**EXTRACTED ENTRIES**
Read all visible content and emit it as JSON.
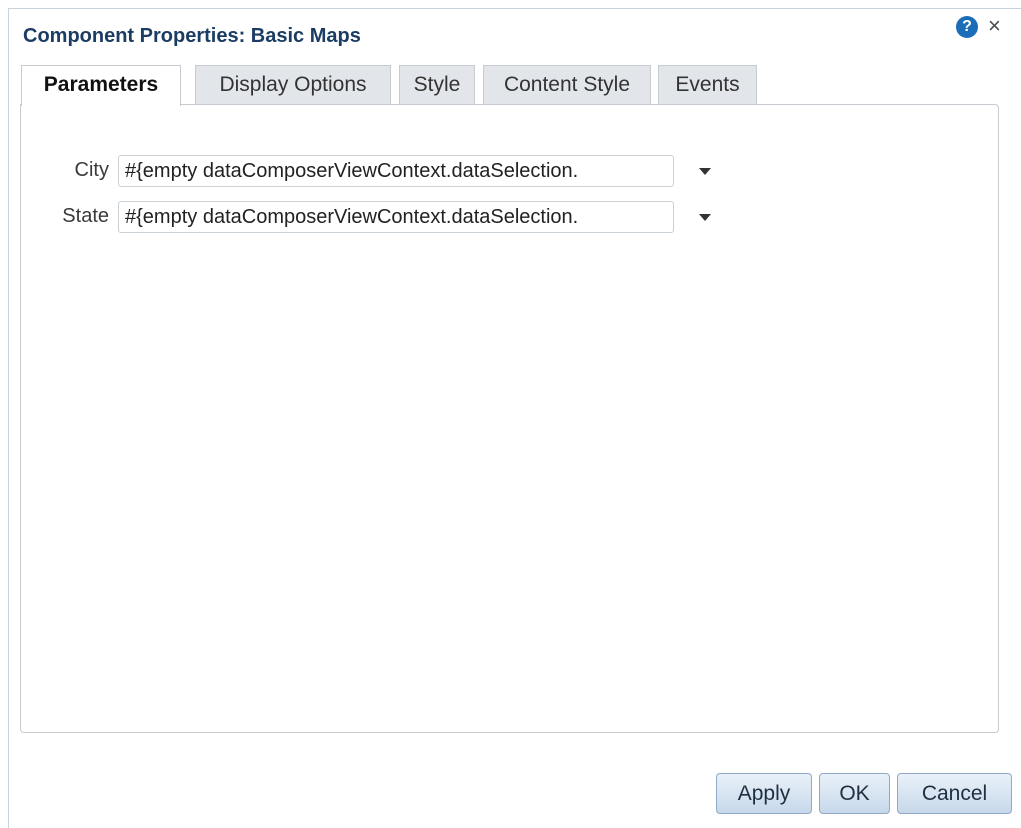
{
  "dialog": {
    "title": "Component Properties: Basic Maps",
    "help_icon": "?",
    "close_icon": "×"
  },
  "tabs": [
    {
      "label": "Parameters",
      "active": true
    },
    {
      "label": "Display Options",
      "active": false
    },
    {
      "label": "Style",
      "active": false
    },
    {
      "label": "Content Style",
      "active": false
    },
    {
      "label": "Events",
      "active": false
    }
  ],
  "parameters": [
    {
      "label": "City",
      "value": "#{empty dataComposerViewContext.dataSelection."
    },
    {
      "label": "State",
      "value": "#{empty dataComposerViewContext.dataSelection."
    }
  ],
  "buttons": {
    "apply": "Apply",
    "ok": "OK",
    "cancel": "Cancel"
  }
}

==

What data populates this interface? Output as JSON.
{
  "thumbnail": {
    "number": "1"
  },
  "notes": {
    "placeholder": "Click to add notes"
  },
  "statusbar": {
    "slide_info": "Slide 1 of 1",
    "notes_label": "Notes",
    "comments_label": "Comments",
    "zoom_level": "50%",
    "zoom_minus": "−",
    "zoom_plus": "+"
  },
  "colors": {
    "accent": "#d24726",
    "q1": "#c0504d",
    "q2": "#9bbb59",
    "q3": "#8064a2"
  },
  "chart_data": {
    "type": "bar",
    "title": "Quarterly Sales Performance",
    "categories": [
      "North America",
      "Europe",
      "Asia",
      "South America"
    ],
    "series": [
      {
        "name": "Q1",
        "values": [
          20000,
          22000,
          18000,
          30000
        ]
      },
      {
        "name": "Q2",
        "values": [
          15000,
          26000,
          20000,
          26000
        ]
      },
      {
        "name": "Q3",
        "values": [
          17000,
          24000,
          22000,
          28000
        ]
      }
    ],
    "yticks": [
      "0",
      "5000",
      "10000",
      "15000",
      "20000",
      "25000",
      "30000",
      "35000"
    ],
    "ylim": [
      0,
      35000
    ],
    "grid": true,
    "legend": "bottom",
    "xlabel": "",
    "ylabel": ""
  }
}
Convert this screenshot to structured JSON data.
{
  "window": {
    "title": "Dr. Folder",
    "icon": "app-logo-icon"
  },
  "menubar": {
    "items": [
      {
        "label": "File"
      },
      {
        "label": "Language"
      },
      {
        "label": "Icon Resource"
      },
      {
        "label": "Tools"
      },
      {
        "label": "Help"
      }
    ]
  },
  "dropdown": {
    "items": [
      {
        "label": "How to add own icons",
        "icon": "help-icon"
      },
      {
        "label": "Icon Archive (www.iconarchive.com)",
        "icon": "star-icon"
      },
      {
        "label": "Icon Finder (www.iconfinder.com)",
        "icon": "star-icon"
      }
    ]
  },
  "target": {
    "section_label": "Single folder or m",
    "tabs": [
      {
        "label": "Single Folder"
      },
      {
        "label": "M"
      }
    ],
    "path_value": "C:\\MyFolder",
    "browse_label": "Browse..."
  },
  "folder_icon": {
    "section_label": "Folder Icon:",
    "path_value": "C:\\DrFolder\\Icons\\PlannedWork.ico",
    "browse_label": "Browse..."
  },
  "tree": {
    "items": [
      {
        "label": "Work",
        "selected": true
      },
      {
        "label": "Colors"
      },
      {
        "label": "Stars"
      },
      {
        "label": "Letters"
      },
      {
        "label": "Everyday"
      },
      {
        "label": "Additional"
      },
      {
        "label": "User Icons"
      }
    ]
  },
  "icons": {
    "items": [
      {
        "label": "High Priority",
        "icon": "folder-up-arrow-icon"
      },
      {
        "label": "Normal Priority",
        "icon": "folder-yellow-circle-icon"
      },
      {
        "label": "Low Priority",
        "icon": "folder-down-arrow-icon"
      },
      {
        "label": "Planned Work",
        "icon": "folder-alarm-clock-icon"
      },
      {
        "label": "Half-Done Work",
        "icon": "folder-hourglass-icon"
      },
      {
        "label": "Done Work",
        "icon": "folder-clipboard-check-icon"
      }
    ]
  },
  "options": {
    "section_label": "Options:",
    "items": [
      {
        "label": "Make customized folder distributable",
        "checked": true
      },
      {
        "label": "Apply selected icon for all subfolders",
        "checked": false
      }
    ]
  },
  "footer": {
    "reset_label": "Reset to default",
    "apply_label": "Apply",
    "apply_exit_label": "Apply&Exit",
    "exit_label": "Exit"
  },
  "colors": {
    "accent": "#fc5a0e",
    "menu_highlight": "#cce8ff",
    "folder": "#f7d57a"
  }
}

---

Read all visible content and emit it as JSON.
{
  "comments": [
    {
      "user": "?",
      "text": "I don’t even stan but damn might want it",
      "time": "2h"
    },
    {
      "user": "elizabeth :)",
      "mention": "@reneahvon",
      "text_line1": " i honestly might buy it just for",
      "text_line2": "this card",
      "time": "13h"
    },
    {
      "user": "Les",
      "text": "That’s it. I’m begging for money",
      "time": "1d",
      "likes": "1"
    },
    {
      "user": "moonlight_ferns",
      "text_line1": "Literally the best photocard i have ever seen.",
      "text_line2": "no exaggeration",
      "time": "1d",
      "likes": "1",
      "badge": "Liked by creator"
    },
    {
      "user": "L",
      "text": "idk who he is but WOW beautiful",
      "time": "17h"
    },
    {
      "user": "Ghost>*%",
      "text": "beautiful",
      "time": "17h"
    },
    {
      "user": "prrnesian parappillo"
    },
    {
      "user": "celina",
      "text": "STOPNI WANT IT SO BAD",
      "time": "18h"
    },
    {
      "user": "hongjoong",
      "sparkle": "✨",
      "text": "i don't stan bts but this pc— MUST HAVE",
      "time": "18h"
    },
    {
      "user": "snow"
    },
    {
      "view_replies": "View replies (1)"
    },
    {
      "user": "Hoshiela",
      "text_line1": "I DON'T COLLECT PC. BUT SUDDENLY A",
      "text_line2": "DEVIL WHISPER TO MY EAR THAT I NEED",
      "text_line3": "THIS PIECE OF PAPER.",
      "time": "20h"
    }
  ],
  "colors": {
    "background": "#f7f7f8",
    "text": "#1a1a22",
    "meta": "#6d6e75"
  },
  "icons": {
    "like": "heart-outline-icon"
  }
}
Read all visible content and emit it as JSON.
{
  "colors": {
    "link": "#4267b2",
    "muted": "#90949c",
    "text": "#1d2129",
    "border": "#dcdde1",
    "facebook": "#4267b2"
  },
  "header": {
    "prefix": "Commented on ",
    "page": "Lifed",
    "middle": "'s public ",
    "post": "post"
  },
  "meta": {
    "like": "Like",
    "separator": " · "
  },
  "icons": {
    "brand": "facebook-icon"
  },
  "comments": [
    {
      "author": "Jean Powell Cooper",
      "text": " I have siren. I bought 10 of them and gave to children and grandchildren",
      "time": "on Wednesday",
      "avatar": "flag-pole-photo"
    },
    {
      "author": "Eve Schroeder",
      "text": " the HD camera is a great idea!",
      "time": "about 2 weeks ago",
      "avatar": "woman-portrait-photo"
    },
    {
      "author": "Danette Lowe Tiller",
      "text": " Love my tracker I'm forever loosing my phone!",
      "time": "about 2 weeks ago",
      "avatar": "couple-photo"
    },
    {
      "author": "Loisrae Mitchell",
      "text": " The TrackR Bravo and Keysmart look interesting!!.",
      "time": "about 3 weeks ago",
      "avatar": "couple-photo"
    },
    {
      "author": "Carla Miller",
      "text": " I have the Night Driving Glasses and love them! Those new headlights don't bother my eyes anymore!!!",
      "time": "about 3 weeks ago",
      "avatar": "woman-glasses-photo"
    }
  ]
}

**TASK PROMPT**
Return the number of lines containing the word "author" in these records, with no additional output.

**ANSWER FOR THE TASK**
5